Bats are not just brown. The painted woolly bat of Southeast Asia is orange and black like a jack-o'-lantern. Indonesia's stripe-faced fruit is so ready for halloween with some spooky makeup. Then there's the stunning pied bat; an inhabitant of central and western africa, it has striking white blotches that look like a badger or a panda. These are just a few of the world's many, many beautifully patterned bats.
7. The stylish bat has amazing hair (and ears).
Native to sub-Saharan Africa, Chapin's free-tailed bat has a wicked hairstyle. Females sport a small tuft of fur for that sticks up, but have much bigger crests that play a role in their courtship, and so just look cool.

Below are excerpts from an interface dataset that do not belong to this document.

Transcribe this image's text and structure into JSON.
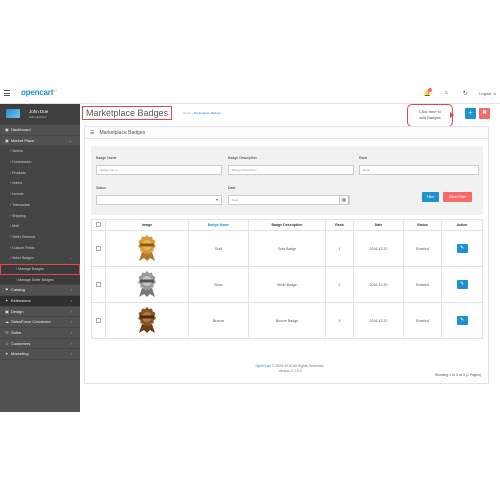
{
  "header": {
    "logo_text": "opencart",
    "logo_sub": "2.2",
    "logout_label": "Logout",
    "icons": [
      "menu-icon",
      "bell-icon",
      "home-icon",
      "refresh-icon",
      "logout-icon"
    ]
  },
  "profile": {
    "name": "John Doe",
    "role": "Administrator"
  },
  "sidebar": {
    "items": [
      {
        "label": "Dashboard",
        "level": 0,
        "icon": "dashboard-icon"
      },
      {
        "label": "Market Place",
        "level": 0,
        "icon": "market-icon",
        "expanded": true
      },
      {
        "label": "Sellers",
        "level": 1
      },
      {
        "label": "Commission",
        "level": 1
      },
      {
        "label": "Products",
        "level": 1
      },
      {
        "label": "orders",
        "level": 1
      },
      {
        "label": "Income",
        "level": 1
      },
      {
        "label": "Transaction",
        "level": 1
      },
      {
        "label": "Shipping",
        "level": 1
      },
      {
        "label": "Mail",
        "level": 1
      },
      {
        "label": "Seller Reviews",
        "level": 1
      },
      {
        "label": "Custom Fields",
        "level": 1
      },
      {
        "label": "Seller Badges",
        "level": 1,
        "expanded": true
      },
      {
        "label": "Manage Badges",
        "level": 2,
        "active": true
      },
      {
        "label": "Manage Seller Badges",
        "level": 2
      },
      {
        "label": "Catalog",
        "level": 0,
        "icon": "tag-icon"
      },
      {
        "label": "Extensions",
        "level": 0,
        "icon": "puzzle-icon",
        "dark": true
      },
      {
        "label": "Design",
        "level": 0,
        "icon": "monitor-icon"
      },
      {
        "label": "SalesForce Connector",
        "level": 0,
        "icon": "cloud-icon"
      },
      {
        "label": "Sales",
        "level": 0,
        "icon": "cart-icon"
      },
      {
        "label": "Customers",
        "level": 0,
        "icon": "user-icon"
      },
      {
        "label": "Marketing",
        "level": 0,
        "icon": "share-icon"
      }
    ]
  },
  "page": {
    "title": "Marketplace Badges",
    "breadcrumb": [
      "Home",
      "Marketplace Badges"
    ],
    "callout": "Click here to add Badges"
  },
  "panel": {
    "heading": "Marketplace Badges"
  },
  "filter": {
    "badge_name_label": "Badge Name",
    "badge_name_placeholder": "Badge Name",
    "badge_desc_label": "Badge Description",
    "badge_desc_placeholder": "Badge Description",
    "rank_label": "Rank",
    "rank_placeholder": "Rank",
    "status_label": "Status",
    "status_value": "",
    "date_label": "Date",
    "date_placeholder": "Date",
    "filter_button": "Filter",
    "clear_button": "Clear Filter"
  },
  "table": {
    "columns": [
      "",
      "Image",
      "Badge Name",
      "Badge Description",
      "Rank",
      "Date",
      "Status",
      "Action"
    ],
    "rows": [
      {
        "name": "Gold",
        "description": "Gold Badge",
        "rank": "1",
        "date": "2016-12-20",
        "status": "Enabled",
        "color": "#d79a3a"
      },
      {
        "name": "Silver",
        "description": "Silver Badge",
        "rank": "2",
        "date": "2016-12-20",
        "status": "Enabled",
        "color": "#9a9a9a"
      },
      {
        "name": "Bronze",
        "description": "Bronze Badge",
        "rank": "3",
        "date": "2016-12-20",
        "status": "Enabled",
        "color": "#8a5524"
      }
    ],
    "showing": "Showing 1 to 3 of 3 (1 Pages)"
  },
  "footer": {
    "link": "OpenCart",
    "copyright": "© 2009-2016 All Rights Reserved.",
    "version": "Version 2.2.0.0"
  },
  "colors": {
    "accent": "#1e91cf",
    "danger": "#f56b6b",
    "highlight": "#e0484e",
    "sidebar": "#515151"
  }
}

8. Some bats sing love songs.
Move over, nightingales. The males of several bat species woo their mates with tunes that are every bit as complex as those of songbirds. For instance, to build a proper song, a Brazilian free-tailed bat needs to follow certain rules and patterns, but like a great improvisational musician, he also adds his own special style that marks him as unique.
How do bats learn these complicated songs? They pick them up from their parents. The greater sac-winged bat of Central and South America hones its singing skills as a baby. Like human kids, young sac-winged bats babbling as they try to copy their dads' sounds.
9. This bat has a horse's head.
Bats have some truly bizarre faces, but one of the all-time weirdest belongs to the male hammer-headed fruit bat of equatorial Africa. Females of this species have a relatively common fox-like head. But these are almost three times as large as a female's. Their faces look even weirders from the front. Why that giant face and protruding lips? They help make a unique honking call.
0. Some bats eat scorpions.
The desert long-eared bat chows down on scorpions and does not mind being stung in the face as it pounces on its prey. Native to parts of Africa, the Middle East, and Asia, this bat scorpions by attacking their heads. The scorpions vigorously defend themselves by stinging the bat on his face and body. Unperturbed, the bat dispatches their meals and carries them back to a roost. There, it gulps down every bit of a scorpion-even the stinger.
The desert long-eared bat is not fussy about which scorpion species it hunts. It is even chowed down on the deathstalker, one of the few scorpions in the world which is potentially deadly to humans.
11. Many bats pollinate flowers.
Bees are famous for pollinating crops, and they help us grow them as they like apples, pumpkins, and macadamia nuts. But bats are pollinators, too. Those huge Saguaro cacti of the U.S. Southwest, for example, bloom in the evening to attract pollinating bats. And the agaves that give us tequila are so bat-pollinated; they make stinky flowers on tall stalks that open at night. Wild bananas rely on bats, too.
12. One's tongue is longer than its body.
The tube-lipped nectar's tongue is 1.5 times the length of its body. This bat uses its monstrous tongue to reach tasty nectar that's deep inside long-tubed flowers. When the tongue's in use, it's stored in the bat's chest, next to its heart.
13. Some bats are freakin 'huge.
Certain fruit-eating bats have a wingspan of over 5 feet. One of the largest is the golden-capped fruit bat of the Philippines. Named for its shock of blond hair, it can weigh more than 2.5 pounds. It roasts in large numbers and dines on fruit as a figs. Deforestation and hunting, however, have put severe pressure on this batty behemoth.
Moths can jam a bat's sonar.
Many insect-eating bats use echolocation to hunt down their flying prey. But some moths fight back. They rub their genitals together to make sounds that interfere with a bat's sonar. Confused, the hungry bats zero in the wrong location and bite at empty air.
This acoustic warfare is not just limited to bats. moths. Researchers have found that Mexican free-tailed bats seem to jam each other's signals when they're competing for prey.
We've established that bats have weird faces. Some bats have yellow tube-shaped nostrils. Some look like their faces collapsed inward. Some are mostly made of ears. But let's end this with one of the most extraordinary-looking species. Bourret's horseshoe asked which lives in Southeast Asia has gone wrong. Why the long nose? It's perfectly shaped to help focus the bat's sonar.